Rorke's Drift researchEdit

Padre George Smith of Rorke's Drift was the subject of a book by Lummis

It is unclear when his interest in the Zulu Wars developed but his 1978 book Padre George Smith of Rorke's Drift was a detailed analysis of the part played by Smith in the famous battle of Rorke's Drift during the Zulu War of 1879. The book showed that Smith's involvement in the defence of the mission station had been seriously overlooked in favour of the more famous participants, such as John Chard and Gonville Bromhead, who had won Victoria Crosses during the action.
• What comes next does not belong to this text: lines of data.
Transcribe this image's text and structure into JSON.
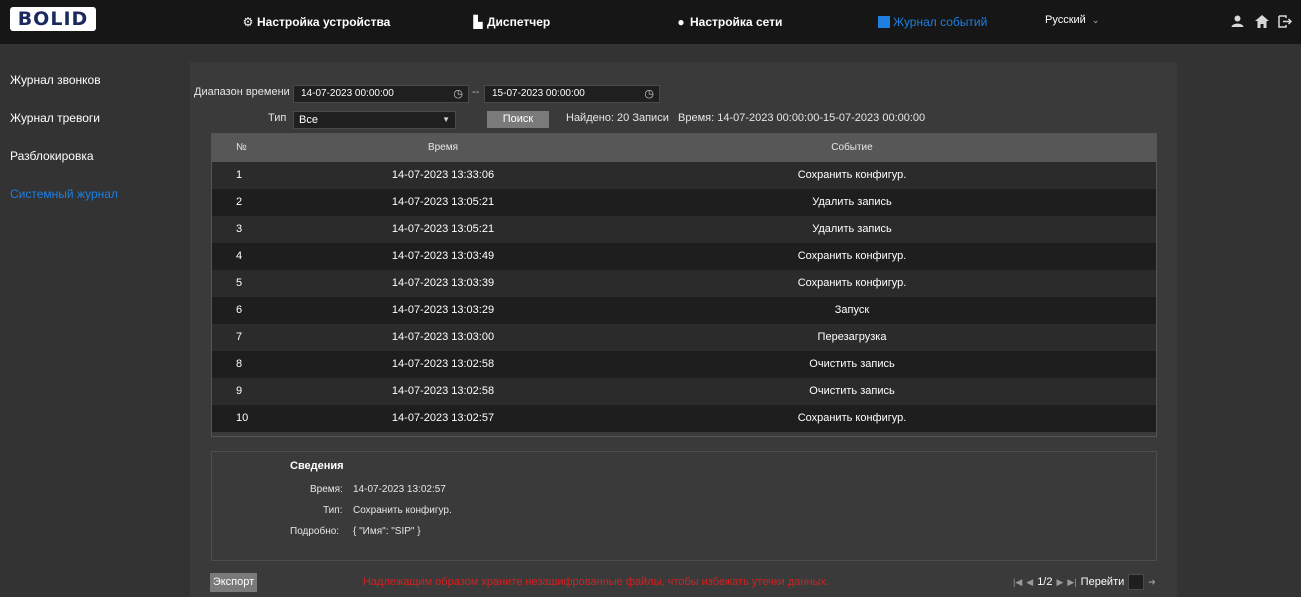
{
  "brand": {
    "logo_text": "BOLID"
  },
  "nav": {
    "items": [
      {
        "label": "Настройка устройства",
        "icon": "gear-icon"
      },
      {
        "label": "Диспетчер",
        "icon": "building-icon"
      },
      {
        "label": "Настройка сети",
        "icon": "globe-icon"
      },
      {
        "label": "Журнал событий",
        "icon": "journal-icon",
        "active": true
      }
    ],
    "language": "Русский",
    "language_arrow": "⌄"
  },
  "top_icons": [
    "user-icon",
    "home-icon",
    "logout-icon"
  ],
  "sidebar": {
    "items": [
      {
        "label": "Журнал звонков"
      },
      {
        "label": "Журнал тревоги"
      },
      {
        "label": "Разблокировка"
      },
      {
        "label": "Системный журнал",
        "active": true
      }
    ]
  },
  "filters": {
    "range_label": "Диапазон времени",
    "start": "14-07-2023 00:00:00",
    "separator": "--",
    "end": "15-07-2023 00:00:00",
    "type_label": "Тип",
    "type_value": "Все",
    "search_label": "Поиск",
    "found_text": "Найдено: 20 Записи",
    "range_text": "Время: 14-07-2023 00:00:00-15-07-2023 00:00:00"
  },
  "table": {
    "headers": {
      "no": "№",
      "time": "Время",
      "event": "Событие"
    },
    "rows": [
      {
        "no": "1",
        "time": "14-07-2023 13:33:06",
        "event": "Сохранить конфигур."
      },
      {
        "no": "2",
        "time": "14-07-2023 13:05:21",
        "event": "Удалить запись"
      },
      {
        "no": "3",
        "time": "14-07-2023 13:05:21",
        "event": "Удалить запись"
      },
      {
        "no": "4",
        "time": "14-07-2023 13:03:49",
        "event": "Сохранить конфигур."
      },
      {
        "no": "5",
        "time": "14-07-2023 13:03:39",
        "event": "Сохранить конфигур."
      },
      {
        "no": "6",
        "time": "14-07-2023 13:03:29",
        "event": "Запуск"
      },
      {
        "no": "7",
        "time": "14-07-2023 13:03:00",
        "event": "Перезагрузка"
      },
      {
        "no": "8",
        "time": "14-07-2023 13:02:58",
        "event": "Очистить запись"
      },
      {
        "no": "9",
        "time": "14-07-2023 13:02:58",
        "event": "Очистить запись"
      },
      {
        "no": "10",
        "time": "14-07-2023 13:02:57",
        "event": "Сохранить конфигур."
      }
    ]
  },
  "details": {
    "title": "Сведения",
    "time_label": "Время:",
    "time_value": "14-07-2023 13:02:57",
    "type_label": "Тип:",
    "type_value": "Сохранить конфигур.",
    "detail_label": "Подробно:",
    "detail_value": "{ \"Имя\": \"SIP\" }"
  },
  "footer": {
    "export_label": "Экспорт",
    "warning": "Надлежащим образом храните незашифрованные файлы, чтобы избежать утечки данных.",
    "page": "1/2",
    "goto_label": "Перейти"
  },
  "colors": {
    "accent": "#1e7fe0",
    "warning": "#d42020",
    "topbar": "#161616",
    "background": "#333333"
  }
}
Padre Smith is depicted in the centre of Alphonse de Neuville's famous 1880 painting 'The Defence of Rorke's Drift' distributing ammunition to the defenders.[15]


His collection of artefacts (including many photographs) and his archives from his Victoria Cross and Light Brigade research were deposited with the Imperial War Museum[16] and the National Army Museum. When the Royal Mail produced a series of stamps in 2006 commemorating the Victoria Cross, they featured photographs and artifacts from the Lummis archive at the National Army Museum.[17] His tape-recorded memoirs, covering the period 1904–1919, are in the Imperial War Museum sound archives.[18] His notes and papers on the histories of Norfolk parishes (1931–1967) went to the Norfolk Record Office.[19] His Crimean War archives were shared with Dave Harvey, Ken Horton, Glenn Fisher, Andrew Sewell, Roy Mills,[20] and Edward James Boys.[20] Since Lummis' death in 1985, the Crimean War Research Society has awarded the Canon Lummis Trophy annually for original research into the Crimean War.
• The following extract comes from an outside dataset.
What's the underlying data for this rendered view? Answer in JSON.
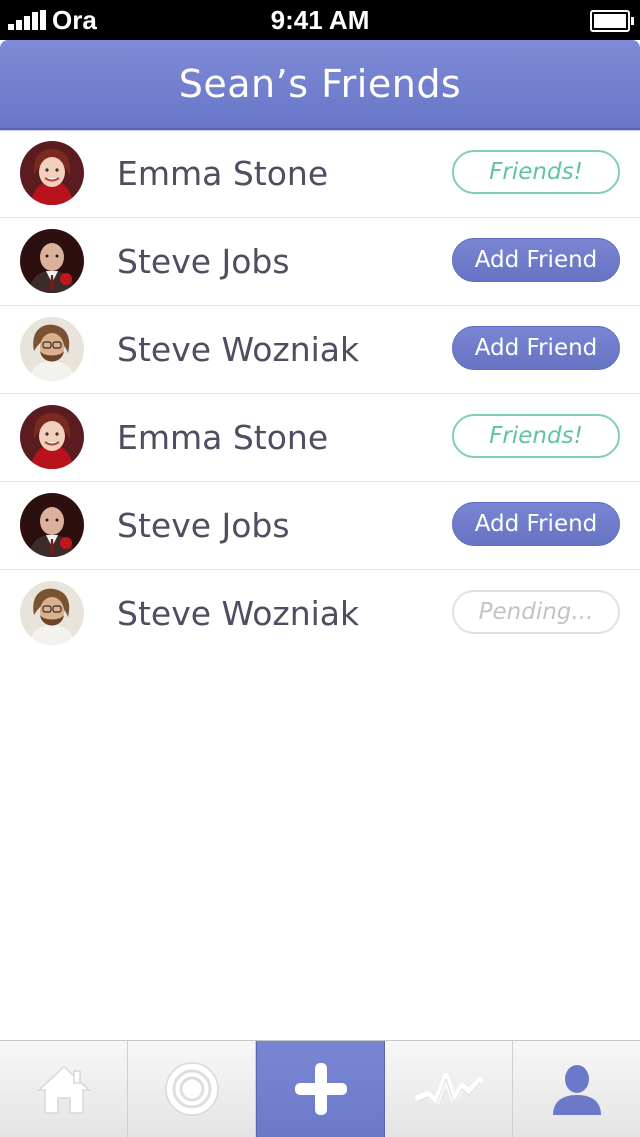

William Lummis married Agnes Templeton (1897 – 1976) in 1919[3] and was the father of Lieutenant-Colonel Eric Templeton Lummis (1920–1999) of the Suffolk Regiment and a World War II military historian.

Selected worksEdit

  • Honour the Light Brigade (with Kenneth G. Wynn), J. B. Hayward and Son, 1973, ISBN 0-903754-03-7
  • Padre George Smith of Rorke's Drift , Wensum Books (Norwich) Ltd, 1978, ISBN 0-903619-21-0
  • First Lieutenant Edward St John Daniel. The Tragic Story of the Only Officer to Forfeit the VC; Journal of the Orders and Medals Research Society, December 1969, pp 100–102.
  • The Churches of Bungay (with Ethel Mann), British Publishing Company, 1950
  • Kesgrave. A short guide to church and parish, W. E. Calver, 1937

Notes and referencesEdit

  1. ^ a b Roy Dutton, Forgotten Heroes: The Charge of the Light Brigade, InfoDial Ltd, (2007) - Google Books pg. 4
  2. ^ Lummis Family History
  3. ^ a b c d e f g h i j k l m n "Obituary: Canon W. M. Lummis", The Times, 19 November 1985; pg. 18; Issue 62299; col G
  4. ^ a b c d e Harvey, David (1999). Monuments to Courage : Victoria Cross Headstones and Memorials. Vol.1, 1854-1916. K & K Patience
  5. ^ "No. 33139". The London Gazette. 5 March 1926. p. 1651.
  6. ^ "No. 33393". The London Gazette. 12 June 1928. p. 4020.
  7. ^ "No. 33668". The London Gazette. 9 December 1930. p. 7890.
  8. ^ "No. 34230". The London Gazette. 10 December 1935. p. 7955.
  9. ^ "No. 38440". The London Gazette (Supplement). 22 October 1948. p. 5676.
  10. ^ "No. 40150". The London Gazette (Supplement). 16 April 1954. p. 2364.
  11. ^ "No. 41071". The London Gazette (Supplement). 14 May 1957. p. 2931.
  12. ^ Crimean War Research Society home page
  13. ^ Brighton, Terry; Hell Riders: The Truth About the Charge of the Light Brigade, p. xxi. (2004: Viking) ISBN 978-0-670-91528-6
  14. ^ Crider, Lawrence W.; In Search of the Light Brigade. (2004: Eurocommunica Publications) ISBN 978-1-898763-12-3
  15. ^ de Neuville's The Defence of Rorke's Drift
  16. ^ Imperial War Museum accession nos: 12142, 47934K, 16863
  17. ^ Commemorative stamps
  18. ^ Imperial War Museum accession no: 9098
  19. ^ Lummis, William Murrell (fl. 1931-1967) Anglican Clergyman detail from the National Register of Archives, The National Archives. Retrieved 2008-07-25.
  20. ^ a b The Lives of the Light Brigade: the E. J. Boys Archive